To better serve researchers, Special Collections began sharing select printed materials through interlibrary loan, limited to other special collections libraries, in November 2014. The most popular interlibrary loan subject area: parapsychology .
Special Collections has been awarded a 2014-2015 Preservation Assistance Grant from the National Endowment for the Humanities. This grant will fund a preservation assessment of approximately 3,000 printed items in the Annie Belle Weaver Special Collections, University of West Georgia. These items, dating from the sixteenth century to the 1970s consist of monographs, serials, maps, pamphlets, and ephemera.
A professional conservation consultant will evaluate the physical condition of the materials; provide guidelines for stabilization and housing by format and condition; review environmental conditions; and finally, make conservation recommendations for select items.
Yearbooks and Handbooks Now Online!
The Irvine S. Ingram Library at the University of West Georgia, with support from the office of Development and Alumni Engagement, has digitized and made available online the college’s yearbooks and student handbooks, including publications from the Fourth District A&M School, as well as two memoirs.
Subsidized by a grant from the Sloan Foundation, in collaboration with the LYRASIS Digitization Collaborative, the publications can be viewed online in their entirety at: http://archive.org/details/universityofwestgeorgia.
Included are The Chieftain yearbooks from the opening year of West Georgia College in 1934 until it ceased publication in 1981. Student handbooks from 1934 to 1995 were digitized as well as the freshmen yearbooks published sporadically between 1971 and 1993.
For the A&M school, upon which this campus is founded, viewers can now look at the first yearbook, The Premier (1923), and the Aggies yearbooks and magazines 1927-1930. The library also digitized a memoir written in 1941 by Nep Melson, wife of the A&M school’s first principal, John H. Melson, and A&M School at Carrollton written by Anne Ingram, daughter of West Georgia College president Irvine Ingram.

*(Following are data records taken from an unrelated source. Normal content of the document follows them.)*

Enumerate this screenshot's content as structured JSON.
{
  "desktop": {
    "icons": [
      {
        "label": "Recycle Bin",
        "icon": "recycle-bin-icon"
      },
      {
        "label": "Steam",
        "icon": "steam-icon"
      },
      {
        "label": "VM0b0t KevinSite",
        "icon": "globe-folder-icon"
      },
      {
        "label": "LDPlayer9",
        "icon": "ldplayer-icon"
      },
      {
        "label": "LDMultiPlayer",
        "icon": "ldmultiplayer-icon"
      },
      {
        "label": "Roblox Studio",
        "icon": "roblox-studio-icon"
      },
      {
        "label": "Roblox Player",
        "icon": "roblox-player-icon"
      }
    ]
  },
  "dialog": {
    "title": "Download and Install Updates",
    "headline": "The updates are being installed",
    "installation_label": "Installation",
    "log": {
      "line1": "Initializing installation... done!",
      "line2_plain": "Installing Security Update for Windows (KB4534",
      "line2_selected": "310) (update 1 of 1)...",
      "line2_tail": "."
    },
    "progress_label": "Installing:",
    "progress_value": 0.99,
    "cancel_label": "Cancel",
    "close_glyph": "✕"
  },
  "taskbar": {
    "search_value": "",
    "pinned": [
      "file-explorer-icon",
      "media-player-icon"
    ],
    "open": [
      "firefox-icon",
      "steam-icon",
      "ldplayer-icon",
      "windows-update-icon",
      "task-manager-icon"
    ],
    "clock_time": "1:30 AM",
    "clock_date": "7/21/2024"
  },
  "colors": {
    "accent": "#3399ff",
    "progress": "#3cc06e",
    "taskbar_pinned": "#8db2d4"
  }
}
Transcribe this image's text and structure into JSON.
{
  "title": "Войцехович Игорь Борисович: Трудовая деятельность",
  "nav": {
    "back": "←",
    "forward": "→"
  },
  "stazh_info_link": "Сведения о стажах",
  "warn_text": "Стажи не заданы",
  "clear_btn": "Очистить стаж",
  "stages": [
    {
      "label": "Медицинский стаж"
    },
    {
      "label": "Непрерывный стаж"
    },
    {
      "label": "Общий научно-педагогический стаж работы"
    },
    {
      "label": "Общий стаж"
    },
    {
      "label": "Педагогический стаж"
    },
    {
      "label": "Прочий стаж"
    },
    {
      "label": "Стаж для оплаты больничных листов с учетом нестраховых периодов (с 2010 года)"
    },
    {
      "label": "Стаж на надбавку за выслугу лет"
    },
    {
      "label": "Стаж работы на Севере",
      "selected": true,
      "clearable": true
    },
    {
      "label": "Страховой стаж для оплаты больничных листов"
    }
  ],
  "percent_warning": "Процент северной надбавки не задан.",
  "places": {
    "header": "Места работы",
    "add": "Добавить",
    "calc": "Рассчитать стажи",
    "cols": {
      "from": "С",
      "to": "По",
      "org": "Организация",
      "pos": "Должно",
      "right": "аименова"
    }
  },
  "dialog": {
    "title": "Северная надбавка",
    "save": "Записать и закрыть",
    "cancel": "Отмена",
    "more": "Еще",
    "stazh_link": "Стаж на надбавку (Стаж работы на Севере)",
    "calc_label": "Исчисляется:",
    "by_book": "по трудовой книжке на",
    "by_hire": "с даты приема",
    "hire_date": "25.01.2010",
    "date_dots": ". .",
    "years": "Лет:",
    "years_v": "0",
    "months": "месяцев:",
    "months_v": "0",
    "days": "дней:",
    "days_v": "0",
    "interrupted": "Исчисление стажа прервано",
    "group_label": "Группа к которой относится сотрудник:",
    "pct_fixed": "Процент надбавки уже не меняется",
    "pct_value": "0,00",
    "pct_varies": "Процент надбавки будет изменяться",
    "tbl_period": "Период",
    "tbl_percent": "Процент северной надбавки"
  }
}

Through the Collaborative’s partnership with the Internet Archive, all items were scanned cover-to-cover. You can choose from a variety of formats, reading the material online, downloading as a PDF or searching the full text version. Eventually, all items will be available on the Digital Library of Georgia.
“This project will have a huge impact on our many supporters among alumni,” according to Blynne Olivieri, Special Collections Librarian who managed the project for the library. “So many colleges and universities have gone through digitization of yearbooks that we were thrilled to be able to do the same in such a cost-effective collaboration.” The actual publications still are housed in Special Collections at the library, Olivieri noted, and can be viewed in person.